As I approach our house, the light dimming, I see the glow of the television sets in other homes, an unearthly artificial glow, as canned laughter seeps out of an open window. As I arrive home, climbing up the tired stairs unto the large porch, there is light inside from the wall sconces, rewired but decades old, bright as a spark, significant of human shelter and repose. As the key rattles in the door, there is a soft woof of an old Rescue Lab, her grey muzzle snooting me happily as I enter the house

A burglar casing the place would look through the front window and shake their head, seeing little for which they would give value. I look inside and see the riches of a strong house that shelters me with vigilant accord. It has stood for a hundred years, with an air of history and invincible possession, which will remain, long after I am gone.

I set my keys near the Victrola and my husband's Fedora.  As he calls out a greeting from the kitchen, I pat Abby the Lab on the head, looking at the small precious things that have been rescued and now live here, grateful for eyes that finally learned to see.
 - Brigid


  1. You were right, my friend; this one is an example of what drew me to your blog in the first place.
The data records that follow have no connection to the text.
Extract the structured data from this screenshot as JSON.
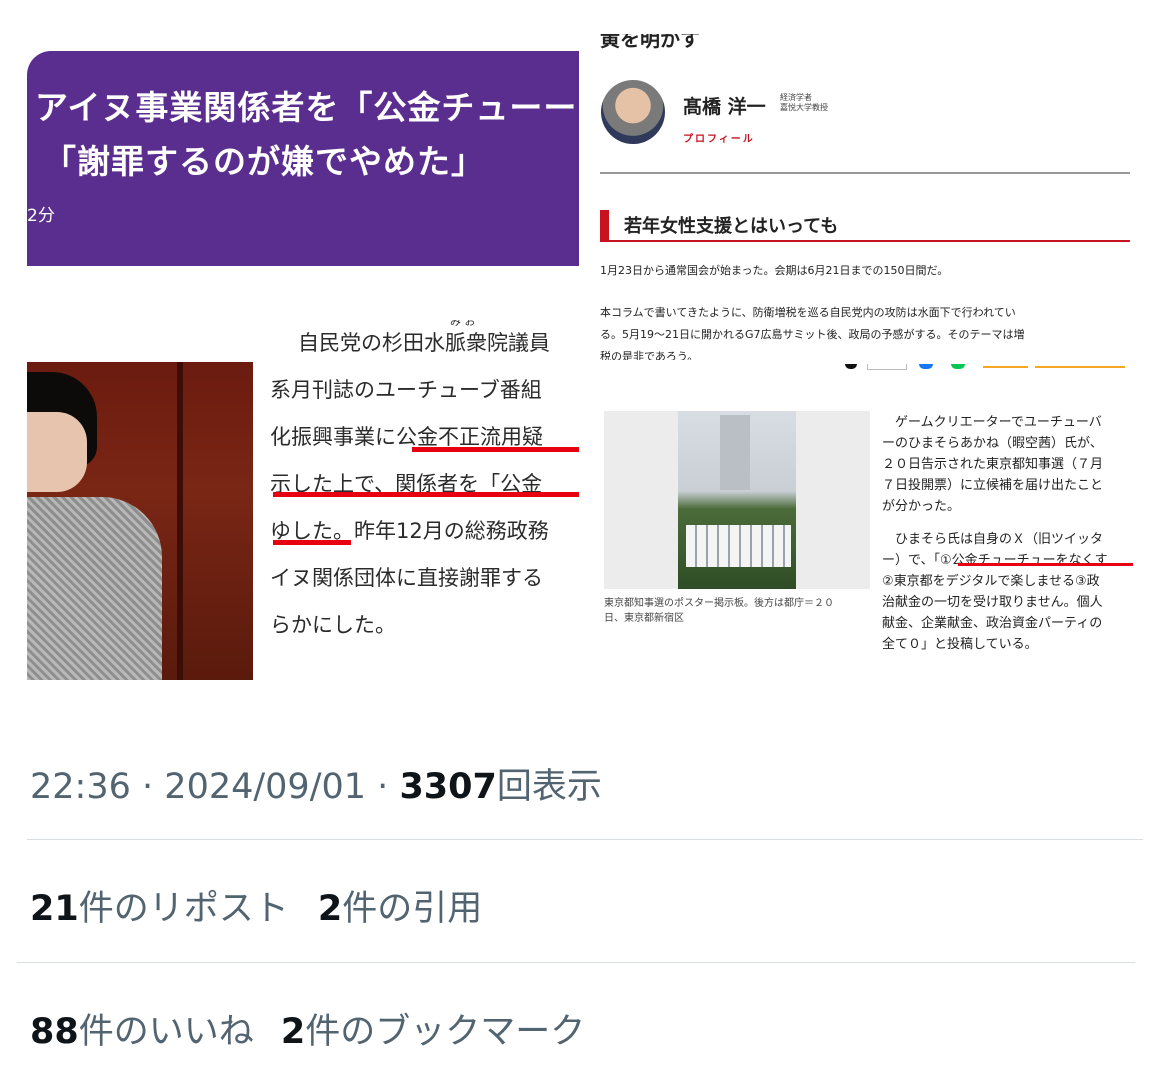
{
  "left_image": {
    "headline_line1": "アイヌ事業関係者を「公金チューーチ",
    "headline_line2": "「謝罪するのが嫌でやめた」",
    "read_time": "2分",
    "article_lines": [
      "自民党の杉田水脈衆院議員",
      "系月刊誌のユーチューブ番組",
      "化振興事業に公金不正流用疑",
      "示した上で、関係者を「公金",
      "ゆした。昨年12月の総務政務",
      "イヌ関係団体に直接謝罪する",
      "らかにした。"
    ],
    "ruby": "み お"
  },
  "right_top_image": {
    "cut_heading": "黄を明かす",
    "author_name": "髙橋 洋一",
    "author_title1": "経済学者",
    "author_title2": "嘉悦大学教授",
    "profile_link": "プロフィール",
    "section_heading": "若年女性支援とはいっても",
    "para1": "1月23日から通常国会が始まった。会期は6月21日までの150日間だ。",
    "para2_line1": "本コラムで書いてきたように、防衛増税を巡る自民党内の攻防は水面下で行われてい",
    "para2_line2": "る。5月19〜21日に開かれるG7広島サミット後、政局の予感がする。そのテーマは増",
    "para2_line3": "税の是非であろう。"
  },
  "right_bottom_image": {
    "photo_caption_line1": "東京都知事選のポスター掲示板。後方は都庁＝２０",
    "photo_caption_line2": "日、東京都新宿区",
    "body_lines": [
      "　ゲームクリエーターでユーチューバ",
      "ーのひまそらあかね（暇空茜）氏が、",
      "２０日告示された東京都知事選（７月",
      "７日投開票）に立候補を届け出たこと",
      "が分かった。",
      "　ひまそら氏は自身のＸ（旧ツイッタ",
      "ー）で、「①公金チューチューをなくす",
      "②東京都をデジタルで楽しませる③政",
      "治献金の一切を受け取りません。個人",
      "献金、企業献金、政治資金パーティの",
      "全て０」と投稿している。"
    ]
  },
  "tweet_meta": {
    "time": "22:36",
    "separator": "·",
    "date": "2024/09/01",
    "views_count": "3307",
    "views_label": "回表示"
  },
  "stats": {
    "reposts_count": "21",
    "reposts_label": "件のリポスト",
    "quotes_count": "2",
    "quotes_label": "件の引用",
    "likes_count": "88",
    "likes_label": "件のいいね",
    "bookmarks_count": "2",
    "bookmarks_label": "件のブックマーク"
  },
  "colors": {
    "purple_banner": "#5a2e8f",
    "underline_red": "#e60012",
    "section_red": "#c8121f",
    "muted_text": "#536471",
    "primary_text": "#0f1419"
  }
}
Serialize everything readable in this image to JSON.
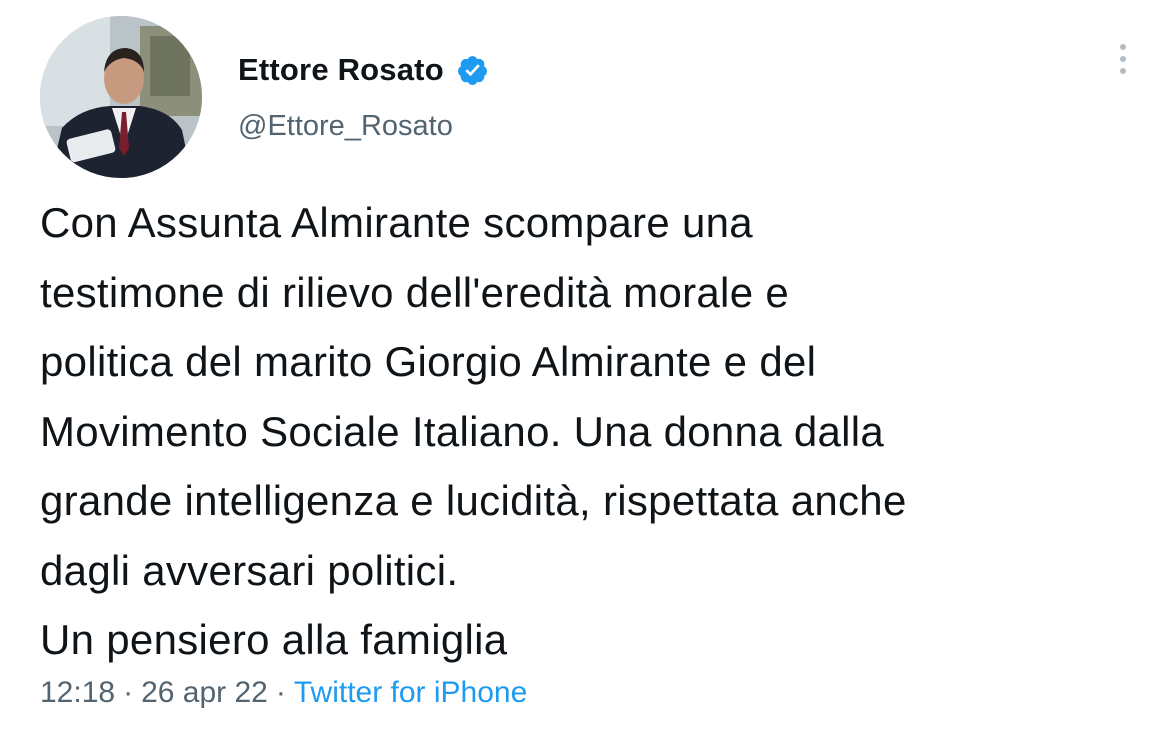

Your skill at placing us, the readers, behind your eyes ... seeing what you have seen ... and making us aware of what we've missed. I love that.

    I've said it before, but this bears repetition: Thank you.

    1. At the risk of being a copycat - what the Good Reverend said!


  2. This coming weekend my sister and I will travel to see an aunt and help celebrate her 100th birthday. She is a plain and simple woman, without pretense, and it is a privilege to be her nephew.

  3. It's us finding our 'comfort' zone... And realizing we don't need to keep up with the Jones... Our small ways, old and lovingly restored things can and do satisfy us. We know how to work with our hands, and hearts, not feeling the need to buy the latest and greatest... Glad you've found that 'home' you've longed for all these years.

  4. Well dressed men own a fedora.
    My wife's husband won her heart wearing one.
    I love your take on life.

  5. My house was built in 1902. People have advised me for 35 years to get me a "nice little apartment. The cost of a modest apartment was over twice the price of my mortgage.It was never all about cost. The old millwork, old lighting fixtures, the lack of change from over 100 years ago made me love the place more as the years go by. The original clawfoot tubs are still here. Your words spoke to my heart. I understand. Thanks for this post.

  6. My last house was small and so old that the bathroom was installed some years after construction was completed. It had leaded glass, a front porch and character. My current cookie cutter house will never have any of those things. Fortunately though, I don't have to live here forever.

  7. The black & white photos are very classy. Great job.


I started this blog so the child I gave up for adoption could get to know me, and in turn, her children, as well as share stories for a family that lives too far away. So please keep it friendly and kid safe. Posts that are only a link or include an ad for an unknown business automatically to to SPAM..